In a Taipei, Taiwan, radio studio, the host, who I’ve been told is a serious interviewer when it comes to books, begins: “Meyer. A Jewish name!”
“Sometimes,” I reply. “Not in my case.”
“And you’re from Minnesota!”
“The Bible Belt!”
In Beijing, where I sit for seven hours each day, meeting journalists one by one, a reporter asks, “What difficulties does a foreign writer face in China?” Answering this question again, I want to respond. “What can China learn from America’s destruction of historic neighborhoods?” Due process, I think. “Is there any time you want to leave China?” Happy to be here, I smile for the camera.
I’m nearing the end of a three-week promotional tour for the Chinese edition of my book The Last Days of Old Beijing, which details the three years I lived just south of Tiananmen Square in Dazhalan, the capital’s oldest neighborhood of hutong, the narrow lanes that lattice Beijing like canals do in Venice. With several locals, I had shared a dilapidated courtyard home—sans toilet and heat—recording both quotidian community doings and the largest, looming in the near future: the neighborhood’s destruction as the capital remade itself.
The English edition came out five years ago, but in China it was rumored to be banned not for its depiction of the sensitive subject matter of heritage preservation and relocation of residents, but because the introductory map of China shaded the island of Taiwan a different color than the mainland. I’ll never know for sure; writers don’t receive an explanatory letter on General of Administration of Press and Publication letterhead. In 2008, in Berkeley, Calif., at my first-ever radio interview for the English edition, I found myself seated next to the affable Salman Rushdie. After hearing I lived in China, he replied that all of his books were banned there. “Mine, too!” I boasted, with brash bonhomie. Banned brothers!
Not anymore. Last year, the book went to auction in China, resulting in both Taiwan and mainland editions. The differences between them are slight but telling: The cover of Taiwan’s is a warning-bright red with the image of a courtyard about to bite the dust, under the headline moniker The Disappearance of Old Beijing. The mainland’s cover is a warm blue image of a three-wheel bicycle against the backdrop of a construction site and the more wistful See You Again, Old Beijing. Place the books side-by-side: pessimism and optimism.

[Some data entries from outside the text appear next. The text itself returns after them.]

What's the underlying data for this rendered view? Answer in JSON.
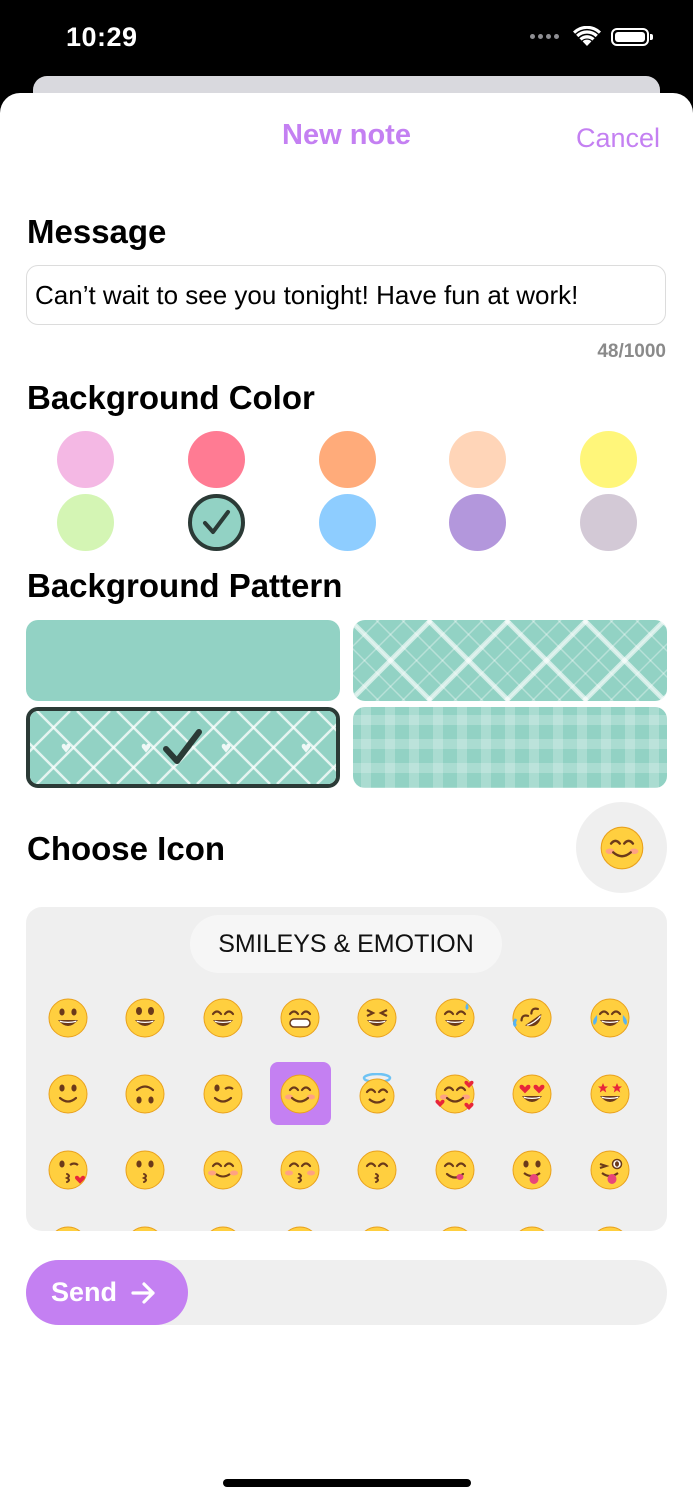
{
  "status_bar": {
    "time": "10:29",
    "icons": [
      "cellular-signal-icon",
      "wifi-icon",
      "battery-icon"
    ]
  },
  "nav": {
    "title": "New note",
    "cancel_label": "Cancel"
  },
  "message": {
    "section_label": "Message",
    "value": "Can’t wait to see you tonight! Have fun at work!",
    "char_count": "48/1000"
  },
  "background_color": {
    "section_label": "Background Color",
    "options": [
      "#f4b8e4",
      "#ff7b93",
      "#ffab7a",
      "#ffd5b8",
      "#fff67a",
      "#d4f5b4",
      "#92d2c4",
      "#8ecdff",
      "#b397dc",
      "#d3c9d6"
    ],
    "selected_index": 6
  },
  "background_pattern": {
    "section_label": "Background Pattern",
    "options": [
      "solid",
      "lattice",
      "hearts-lattice",
      "plaid"
    ],
    "selected_index": 2,
    "base_color": "#92d2c4"
  },
  "icon": {
    "section_label": "Choose Icon",
    "selected": "smiling-face-with-smiling-eyes",
    "category_label": "SMILEYS & EMOTION",
    "emojis": [
      "grinning-face",
      "grinning-face-big-eyes",
      "grinning-face-smiling-eyes",
      "beaming-face",
      "grinning-squinting-face",
      "grinning-face-sweat",
      "rolling-on-floor-laughing",
      "tears-of-joy",
      "slightly-smiling-face",
      "upside-down-face",
      "winking-face",
      "smiling-face-with-smiling-eyes",
      "smiling-face-with-halo",
      "smiling-face-with-hearts",
      "heart-eyes",
      "star-struck",
      "face-blowing-kiss",
      "kissing-face",
      "smiling-face",
      "kissing-face-closed-eyes",
      "kissing-face-smiling-eyes",
      "face-savoring-food",
      "face-with-tongue",
      "winking-face-with-tongue"
    ],
    "selected_emoji_index": 11
  },
  "send": {
    "label": "Send"
  },
  "colors": {
    "accent": "#c480f2",
    "sheet": "#ffffff",
    "panel": "#efefef",
    "emoji_yellow": "#ffcf3f"
  }
}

This simultaneous release and tour on both sides of the strait is unprecedented. One of the first questions Taiwanese and Hong Konger journalists and audiences ask is: “What was cut from the mainland edition?” Surprisingly, that’s also one of the first questions mainland journalists and audiences ask. Also surprisingly: Very little was cut. Of the book’s 400 pages, less than one page was excised: the artist Ai Weiwei cursing Beijing’s leaders (though not a paragraph noting how he distanced himself from the Olympic Bird’s Nest stadium as a piece of propaganda). An entry from the neighborhood’s official gazetteer noting the local government office’s actions at the climax of 1989’s demonstrations centered at Tiananmen Square. Funniest was a pair of text messages sent by an American architect at a municipal planning meeting, noting the presence of a teenage mistress noisily sucking a lollipop on the arm of a middle-aged man. The follow-up text read: “Update: man is the mayor.” Gone.
Of course, an author being published in China does not know why something is cut or by whom. Your manuscript comes back with the changes, take it or leave it—and some authors have opted out, notably Peter Hessler with Oracle Bones, though his other books have been translated into Chinese with cuts similar to mine. Even these minor cuts felt major at the time—since mollified by readers’ responses to the content that remained. Better 400 pages of book than no book at all. In China, you take what you can get.